[Records contained in a dataset]
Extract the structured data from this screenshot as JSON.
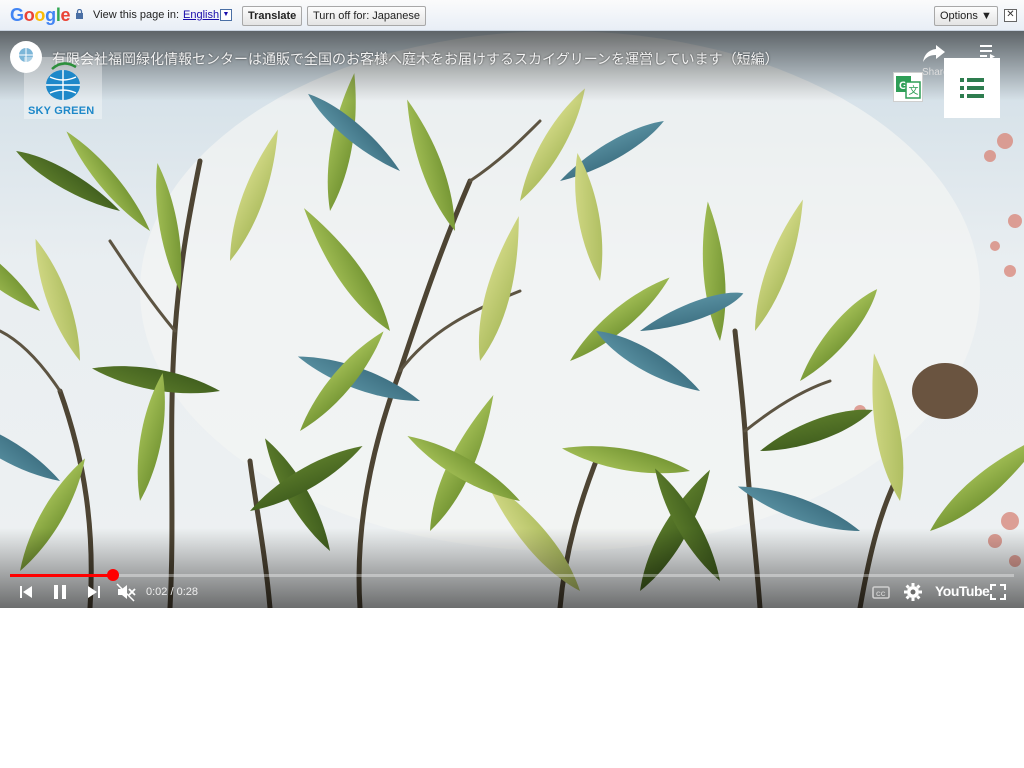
{
  "translate_bar": {
    "logo_letters": [
      "G",
      "o",
      "o",
      "g",
      "l",
      "e"
    ],
    "logo_colors": [
      "#4285f4",
      "#ea4335",
      "#fbbc05",
      "#4285f4",
      "#34a853",
      "#ea4335"
    ],
    "view_label": "View this page in:",
    "language": "English",
    "language_caret": "▼",
    "translate_button": "Translate",
    "turn_off_button": "Turn off for: Japanese",
    "options_button": "Options ▼",
    "close_glyph": "✕"
  },
  "video": {
    "title": "有限会社福岡緑化情報センターは通販で全国のお客様へ庭木をお届けするスカイグリーンを運営しています（短編）",
    "share_label": "Share",
    "brand_logo_text": "SKY GREEN",
    "time_display": "0:02 / 0:28",
    "progress_fraction": 0.103,
    "youtube_wordmark": "YouTube",
    "progress_color": "#ff0000"
  },
  "icons": {
    "lock": "lock-icon",
    "share": "share-icon",
    "playlist": "playlist-icon",
    "translate_gx": "google-translate-icon",
    "menu": "list-menu-icon",
    "prev": "previous-icon",
    "pause": "pause-icon",
    "next": "next-icon",
    "mute": "muted-volume-icon",
    "cc": "captions-icon",
    "settings": "gear-icon",
    "fullscreen": "fullscreen-icon"
  }
}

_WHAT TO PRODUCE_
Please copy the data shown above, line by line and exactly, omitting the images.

_RESPONSE FOR THIS EXERCISE_
Extract the structured data from this screenshot as JSON.
{
  "translate_bar": {
    "logo_letters": [
      "G",
      "o",
      "o",
      "g",
      "l",
      "e"
    ],
    "logo_colors": [
      "#4285f4",
      "#ea4335",
      "#fbbc05",
      "#4285f4",
      "#34a853",
      "#ea4335"
    ],
    "view_label": "View this page in:",
    "language": "English",
    "language_caret": "▼",
    "translate_button": "Translate",
    "turn_off_button": "Turn off for: Japanese",
    "options_button": "Options ▼",
    "close_glyph": "✕"
  },
  "video": {
    "title": "有限会社福岡緑化情報センターは通販で全国のお客様へ庭木をお届けするスカイグリーンを運営しています（短編）",
    "share_label": "Share",
    "brand_logo_text": "SKY GREEN",
    "time_display": "0:02 / 0:28",
    "progress_fraction": 0.103,
    "youtube_wordmark": "YouTube",
    "progress_color": "#ff0000"
  },
  "icons": {
    "lock": "lock-icon",
    "share": "share-icon",
    "playlist": "playlist-icon",
    "translate_gx": "google-translate-icon",
    "menu": "list-menu-icon",
    "prev": "previous-icon",
    "pause": "pause-icon",
    "next": "next-icon",
    "mute": "muted-volume-icon",
    "cc": "captions-icon",
    "settings": "gear-icon",
    "fullscreen": "fullscreen-icon"
  }
}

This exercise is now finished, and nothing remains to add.